Exercise instructions: The full set of lines below has to be written out again exactly.

Record set:
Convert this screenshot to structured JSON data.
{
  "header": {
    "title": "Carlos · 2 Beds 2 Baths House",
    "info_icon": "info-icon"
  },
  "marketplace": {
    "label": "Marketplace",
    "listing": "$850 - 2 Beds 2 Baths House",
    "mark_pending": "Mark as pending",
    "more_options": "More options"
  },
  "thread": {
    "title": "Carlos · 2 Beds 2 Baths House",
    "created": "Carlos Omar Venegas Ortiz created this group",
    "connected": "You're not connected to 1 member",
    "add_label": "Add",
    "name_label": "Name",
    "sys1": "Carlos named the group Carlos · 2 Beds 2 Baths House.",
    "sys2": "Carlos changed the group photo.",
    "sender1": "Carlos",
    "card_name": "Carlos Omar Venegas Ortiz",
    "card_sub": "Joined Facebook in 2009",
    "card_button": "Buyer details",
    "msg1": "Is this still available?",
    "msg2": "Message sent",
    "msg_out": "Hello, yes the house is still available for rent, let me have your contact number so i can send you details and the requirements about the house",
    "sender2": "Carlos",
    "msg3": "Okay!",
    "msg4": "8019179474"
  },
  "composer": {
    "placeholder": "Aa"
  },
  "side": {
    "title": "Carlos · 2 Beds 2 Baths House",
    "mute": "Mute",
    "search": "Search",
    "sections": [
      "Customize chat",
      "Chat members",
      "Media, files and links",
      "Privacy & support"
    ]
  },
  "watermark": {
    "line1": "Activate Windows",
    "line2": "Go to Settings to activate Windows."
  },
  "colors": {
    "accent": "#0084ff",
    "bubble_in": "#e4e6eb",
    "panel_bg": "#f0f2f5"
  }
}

Answer to the exercise:
Convert this screenshot to structured JSON data.
{
  "header": {
    "title": "Carlos · 2 Beds 2 Baths House",
    "info_icon": "info-icon"
  },
  "marketplace": {
    "label": "Marketplace",
    "listing": "$850 - 2 Beds 2 Baths House",
    "mark_pending": "Mark as pending",
    "more_options": "More options"
  },
  "thread": {
    "title": "Carlos · 2 Beds 2 Baths House",
    "created": "Carlos Omar Venegas Ortiz created this group",
    "connected": "You're not connected to 1 member",
    "add_label": "Add",
    "name_label": "Name",
    "sys1": "Carlos named the group Carlos · 2 Beds 2 Baths House.",
    "sys2": "Carlos changed the group photo.",
    "sender1": "Carlos",
    "card_name": "Carlos Omar Venegas Ortiz",
    "card_sub": "Joined Facebook in 2009",
    "card_button": "Buyer details",
    "msg1": "Is this still available?",
    "msg2": "Message sent",
    "msg_out": "Hello, yes the house is still available for rent, let me have your contact number so i can send you details and the requirements about the house",
    "sender2": "Carlos",
    "msg3": "Okay!",
    "msg4": "8019179474"
  },
  "composer": {
    "placeholder": "Aa"
  },
  "side": {
    "title": "Carlos · 2 Beds 2 Baths House",
    "mute": "Mute",
    "search": "Search",
    "sections": [
      "Customize chat",
      "Chat members",
      "Media, files and links",
      "Privacy & support"
    ]
  },
  "watermark": {
    "line1": "Activate Windows",
    "line2": "Go to Settings to activate Windows."
  },
  "colors": {
    "accent": "#0084ff",
    "bubble_in": "#e4e6eb",
    "panel_bg": "#f0f2f5"
  }
}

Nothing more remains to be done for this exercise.